If you're asked where exactly your water comes from, or where it goes.... do you know the answer? On July 13th 2011 17 people from the Telluride and surrounding areas joined Bill Goldsworthy, Stan Kierstzyn, and TNCC for a tour of the Mill Creek treatment facility and the Wastewater treatment facility to find out exactly that.
Mill Creek Plant, where approximately half of the water for Telluride is treated, is unique in that is currently undergoing a retrofit remodel in order to update the filtration process. They have successfully installed half of the new filtration "straws" or "Ultra Flex Membrane Filtration System" with holes only big enough to let H2O through. Bacteria, viruses, microbes, and particulates are too big to pass, which leaves our water clean and pure.
Even though Telluride is at the top of the watershed, conservation is of utmost importance because we do not have an unlimited supply of water. The Mill Creek Plant has the capacity to purify around 1 million gallons of water per day; although, depending on conditions this is not always possible. During high usage times like bluegrass or the holiday season these limitations on our water resources are sometimes tested.
The wastewater treatment facility is capable of treating waste from 21,812 people daily. The town of Telluride owns 65% of the plant capacity and Mountain village owns 35% of the plant capacity.
Treating wastewater begins with filtering out objects bigger than a quarter inch in diameter. Everything from shoes to pants to soccer balls have been found during this stage of filtration. Note to Public: pay attention to what goes down your drains and garbage disposals; even organic materials like coffee grounds and eggshells can be nuisances.
Biosolids, or the processed solids left over from water treatment, can be used as a potent fertilizer because of its high nitrogen concentration. This resource is currently being outsourced to Montrose County.

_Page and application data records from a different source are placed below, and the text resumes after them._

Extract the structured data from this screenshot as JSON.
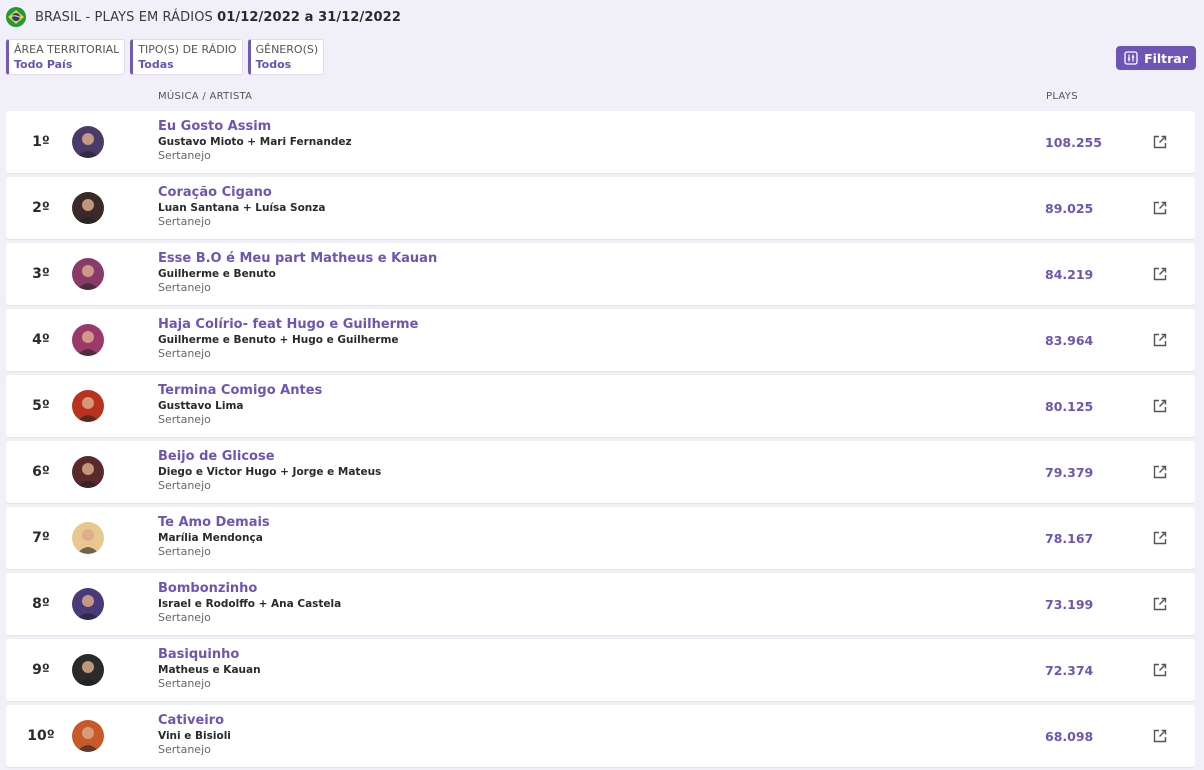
{
  "header": {
    "flag_icon": "brazil-flag-icon",
    "title": "BRASIL - PLAYS EM RÁDIOS",
    "period": "01/12/2022 a 31/12/2022"
  },
  "filters": [
    {
      "label": "ÁREA TERRITORIAL",
      "value": "Todo País"
    },
    {
      "label": "TIPO(S) DE RÁDIO",
      "value": "Todas"
    },
    {
      "label": "GÊNERO(S)",
      "value": "Todos"
    }
  ],
  "filter_button": {
    "label": "Filtrar",
    "icon": "sliders-icon"
  },
  "columns": {
    "music_artist": "MÚSICA / ARTISTA",
    "plays": "PLAYS"
  },
  "colors": {
    "accent": "#6e55b5",
    "background": "#f1eff7"
  },
  "ranking": [
    {
      "position": "1º",
      "song": "Eu Gosto Assim",
      "artist": "Gustavo Mioto + Mari Fernandez",
      "genre": "Sertanejo",
      "plays": "108.255",
      "avatar_color": "#4a3a6a"
    },
    {
      "position": "2º",
      "song": "Coração Cigano",
      "artist": "Luan Santana + Luísa Sonza",
      "genre": "Sertanejo",
      "plays": "89.025",
      "avatar_color": "#3a2a2a"
    },
    {
      "position": "3º",
      "song": "Esse B.O é Meu part Matheus e Kauan",
      "artist": "Guilherme e Benuto",
      "genre": "Sertanejo",
      "plays": "84.219",
      "avatar_color": "#8a3a6a"
    },
    {
      "position": "4º",
      "song": "Haja Colírio- feat Hugo e Guilherme",
      "artist": "Guilherme e Benuto + Hugo e Guilherme",
      "genre": "Sertanejo",
      "plays": "83.964",
      "avatar_color": "#9a3a6a"
    },
    {
      "position": "5º",
      "song": "Termina Comigo Antes",
      "artist": "Gusttavo Lima",
      "genre": "Sertanejo",
      "plays": "80.125",
      "avatar_color": "#b8321e"
    },
    {
      "position": "6º",
      "song": "Beijo de Glicose",
      "artist": "Diego e Victor Hugo + Jorge e Mateus",
      "genre": "Sertanejo",
      "plays": "79.379",
      "avatar_color": "#5a2a2a"
    },
    {
      "position": "7º",
      "song": "Te Amo Demais",
      "artist": "Marília Mendonça",
      "genre": "Sertanejo",
      "plays": "78.167",
      "avatar_color": "#e8c890"
    },
    {
      "position": "8º",
      "song": "Bombonzinho",
      "artist": "Israel e Rodolffo + Ana Castela",
      "genre": "Sertanejo",
      "plays": "73.199",
      "avatar_color": "#4a3a7a"
    },
    {
      "position": "9º",
      "song": "Basiquinho",
      "artist": "Matheus e Kauan",
      "genre": "Sertanejo",
      "plays": "72.374",
      "avatar_color": "#2a2a2a"
    },
    {
      "position": "10º",
      "song": "Cativeiro",
      "artist": "Vini e Bisioli",
      "genre": "Sertanejo",
      "plays": "68.098",
      "avatar_color": "#c85a2a"
    }
  ]
}
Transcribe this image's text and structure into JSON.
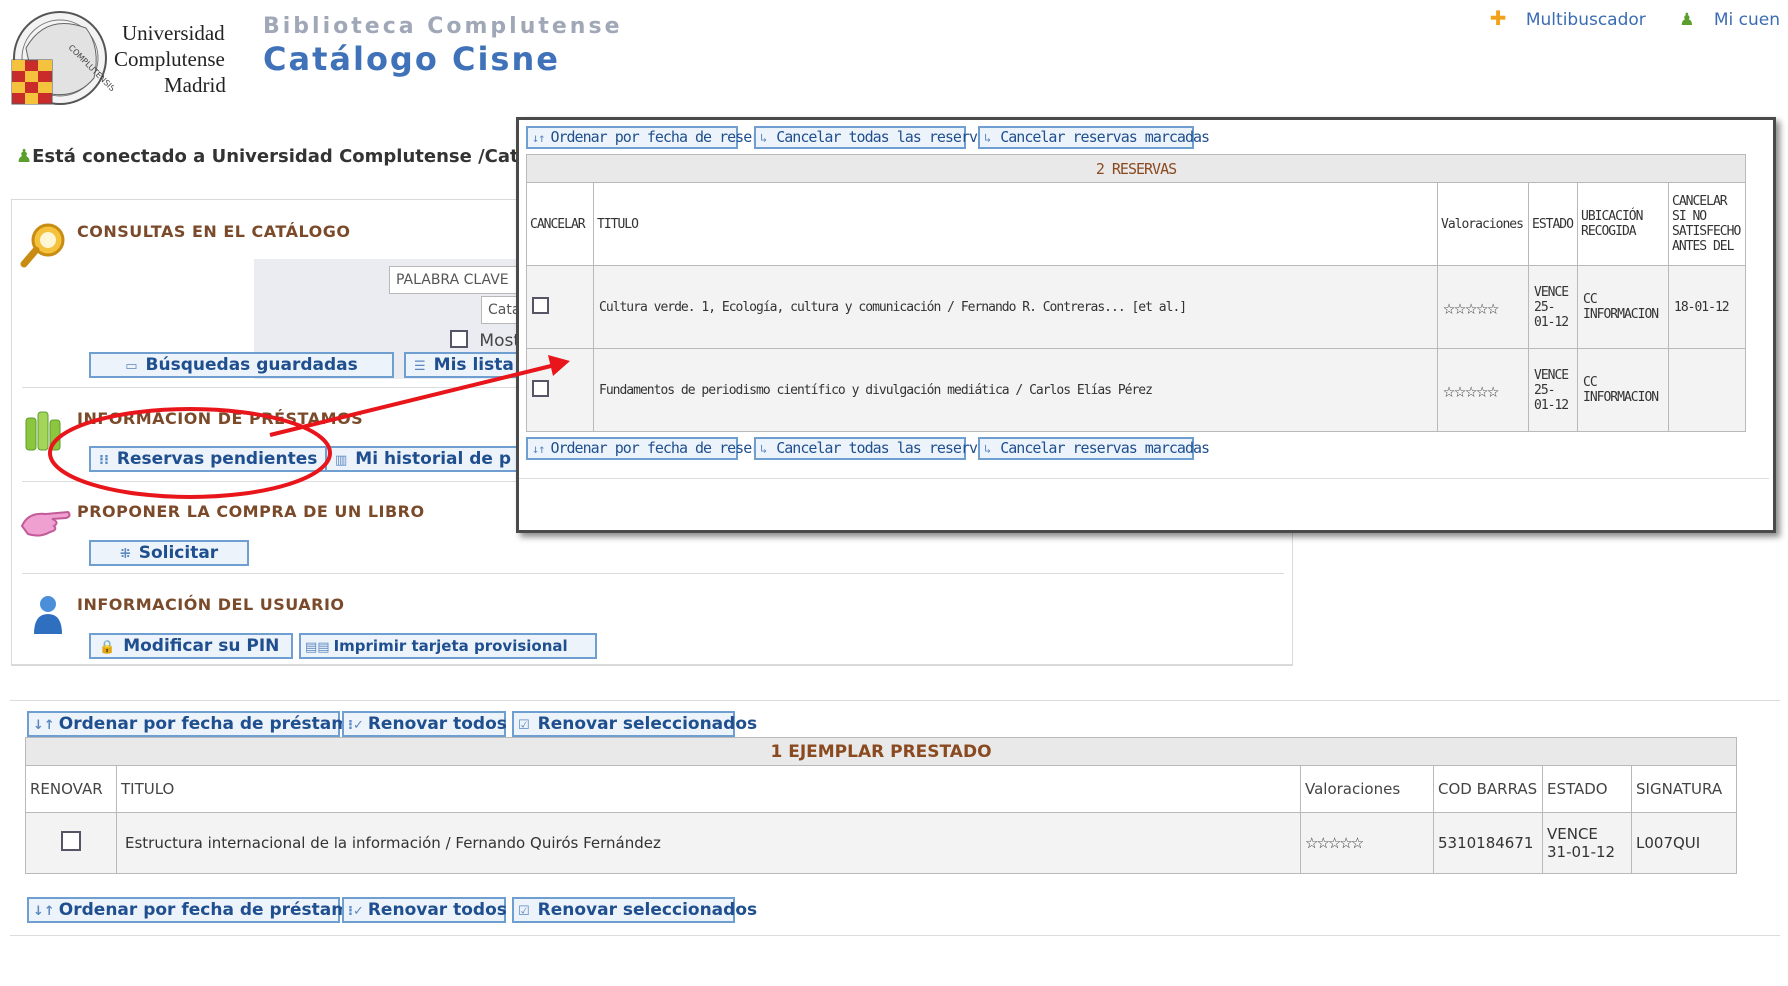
{
  "header": {
    "university_lines": [
      "Universidad",
      "Complutense",
      "Madrid"
    ],
    "crest_text": "COMPLUTENSIS",
    "subtitle": "Biblioteca Complutense",
    "title": "Catálogo Cisne",
    "top_links": [
      "Multibuscador",
      "Mi cuen"
    ]
  },
  "status": {
    "connected": "Está conectado a Universidad Complutense /Catálo"
  },
  "sections": {
    "consultas": {
      "title": "CONSULTAS EN EL CATÁLOGO",
      "search_type": "PALABRA CLAVE",
      "catalog": "Cata",
      "show_label": "Most",
      "saved_button": "Búsquedas guardadas",
      "lists_button": "Mis lista"
    },
    "prestamos": {
      "title": "INFORMACIÓN DE PRÉSTAMOS",
      "reservas_button": "Reservas pendientes",
      "historial_button": "Mi historial de p"
    },
    "compra": {
      "title": "PROPONER LA COMPRA DE UN LIBRO",
      "button": "Solicitar"
    },
    "usuario": {
      "title": "INFORMACIÓN DEL USUARIO",
      "pin_button": "Modificar su PIN",
      "card_button": "Imprimir tarjeta provisional"
    }
  },
  "loans": {
    "buttons": [
      "Ordenar por fecha de préstamo",
      "Renovar todos",
      "Renovar seleccionados"
    ],
    "caption": "1 EJEMPLAR PRESTADO",
    "columns": [
      "RENOVAR",
      "TITULO",
      "Valoraciones",
      "COD BARRAS",
      "ESTADO",
      "SIGNATURA"
    ],
    "rows": [
      {
        "title": "Estructura internacional de la información / Fernando Quirós Fernández",
        "rating": "☆☆☆☆☆",
        "barcode": "5310184671",
        "status": "VENCE 31-01-12",
        "signature": "L007QUI"
      }
    ]
  },
  "reservations": {
    "buttons": [
      "Ordenar por fecha de reserva",
      "Cancelar todas las reservas",
      "Cancelar reservas marcadas"
    ],
    "caption": "2 RESERVAS",
    "columns": [
      "CANCELAR",
      "TITULO",
      "Valoraciones",
      "ESTADO",
      "UBICACIÓN RECOGIDA",
      "CANCELAR SI NO SATISFECHO ANTES DEL"
    ],
    "rows": [
      {
        "title": "Cultura verde. 1, Ecología, cultura y comunicación / Fernando R. Contreras... [et al.]",
        "rating": "☆☆☆☆☆",
        "status": "VENCE 25-01-12",
        "location": "CC INFORMACION",
        "cancel_before": "18-01-12"
      },
      {
        "title": "Fundamentos de periodismo científico y divulgación mediática / Carlos Elías Pérez",
        "rating": "☆☆☆☆☆",
        "status": "VENCE 25-01-12",
        "location": "CC INFORMACION",
        "cancel_before": ""
      }
    ]
  },
  "colors": {
    "annotation": "#e8151b",
    "link": "#34649e",
    "section_title": "#7a4a2a",
    "caption": "#8a4a20"
  }
}
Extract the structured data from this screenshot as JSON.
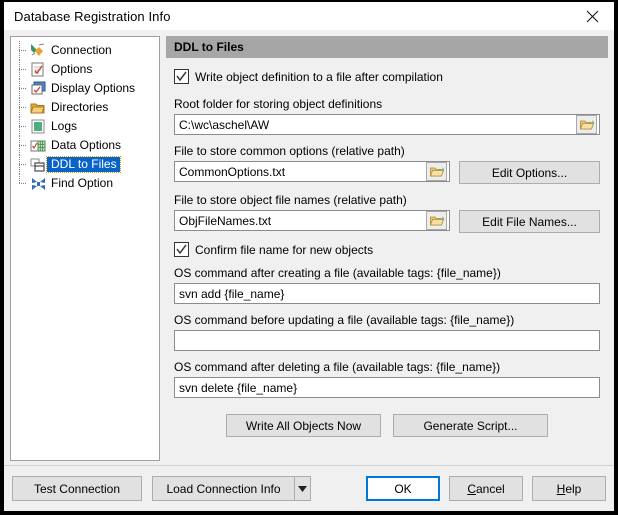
{
  "window": {
    "title": "Database Registration Info",
    "close_icon": "close-icon"
  },
  "sidebar": {
    "items": [
      {
        "label": "Connection",
        "icon": "connection-icon",
        "selected": false
      },
      {
        "label": "Options",
        "icon": "options-icon",
        "selected": false
      },
      {
        "label": "Display Options",
        "icon": "display-options-icon",
        "selected": false
      },
      {
        "label": "Directories",
        "icon": "folder-icon",
        "selected": false
      },
      {
        "label": "Logs",
        "icon": "logs-icon",
        "selected": false
      },
      {
        "label": "Data Options",
        "icon": "data-options-icon",
        "selected": false
      },
      {
        "label": "DDL to Files",
        "icon": "ddl-to-files-icon",
        "selected": true
      },
      {
        "label": "Find Option",
        "icon": "find-option-icon",
        "selected": false
      }
    ]
  },
  "panel": {
    "header": "DDL to Files",
    "write_definition_checkbox": {
      "label": "Write object definition to a file after compilation",
      "checked": true
    },
    "root_folder": {
      "label": "Root folder for storing object definitions",
      "value": "C:\\wc\\aschel\\AW",
      "browse_icon": "open-folder-icon"
    },
    "common_options_file": {
      "label": "File to store common options (relative path)",
      "value": "CommonOptions.txt",
      "browse_icon": "open-folder-icon",
      "button": "Edit Options..."
    },
    "object_file_names": {
      "label": "File to store object file names (relative path)",
      "value": "ObjFileNames.txt",
      "browse_icon": "open-folder-icon",
      "button": "Edit File Names..."
    },
    "confirm_checkbox": {
      "label": "Confirm file name for new objects",
      "checked": true
    },
    "cmd_after_create": {
      "label": "OS command after creating a file (available tags: {file_name})",
      "value": "svn add {file_name}"
    },
    "cmd_before_update": {
      "label": "OS command before updating a file (available tags: {file_name})",
      "value": ""
    },
    "cmd_after_delete": {
      "label": "OS command after deleting a file (available tags: {file_name})",
      "value": "svn delete {file_name}"
    },
    "write_all_button": "Write All Objects Now",
    "generate_script_button": "Generate Script..."
  },
  "footer": {
    "test_connection": "Test Connection",
    "load_connection_info": "Load Connection Info",
    "load_dropdown_icon": "chevron-down-icon",
    "ok": "OK",
    "cancel_pre": "C",
    "cancel_post": "ancel",
    "help_pre": "H",
    "help_post": "elp"
  },
  "colors": {
    "selection_blue": "#0a64c8",
    "focus_blue": "#0078d7",
    "panel_header_gray": "#a6a6a6",
    "dialog_gray": "#f0f0f0"
  }
}
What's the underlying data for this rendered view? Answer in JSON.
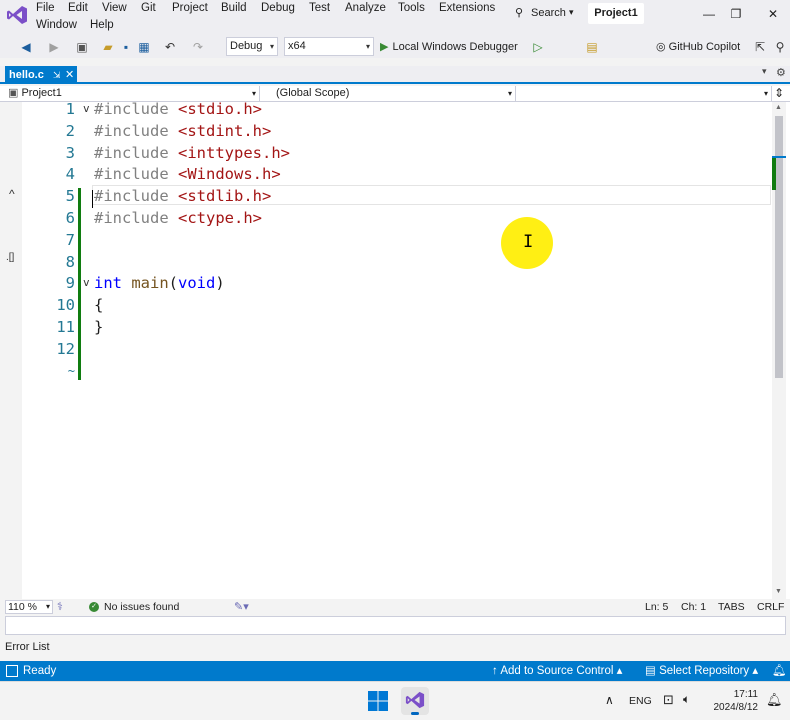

The Waste Water Treatment Plant has made a concerted effort to reduce energy consumption. They have installed a solar array on the roof covering around 10% of the plants energy usage, and a geothermal heating/cooling system that has reduced their heating bills a whopping $30,000 a year.
In addition to water being a limited resource that deserves conservation efforts, there is an additional carbon footprint inherent along water use. This "Watergy" stems from energy that is used to extract, treat, convey, heat, and then treat water for a second time. If you would like to learn more about watergy, our town and counties water usage, and ideas for conservation check out this presentation put together by our very own energy specialist Kim Wheels: WATER CARBON FOOTPRINT
Also, you can learn more about the wastewater treatment facility online at: http://www.telluride-co.gov/index.aspx?page=236
A special thanks to Bill and Stan for showing us around and answering our questions!
Photo Credit: Teddy Newmyer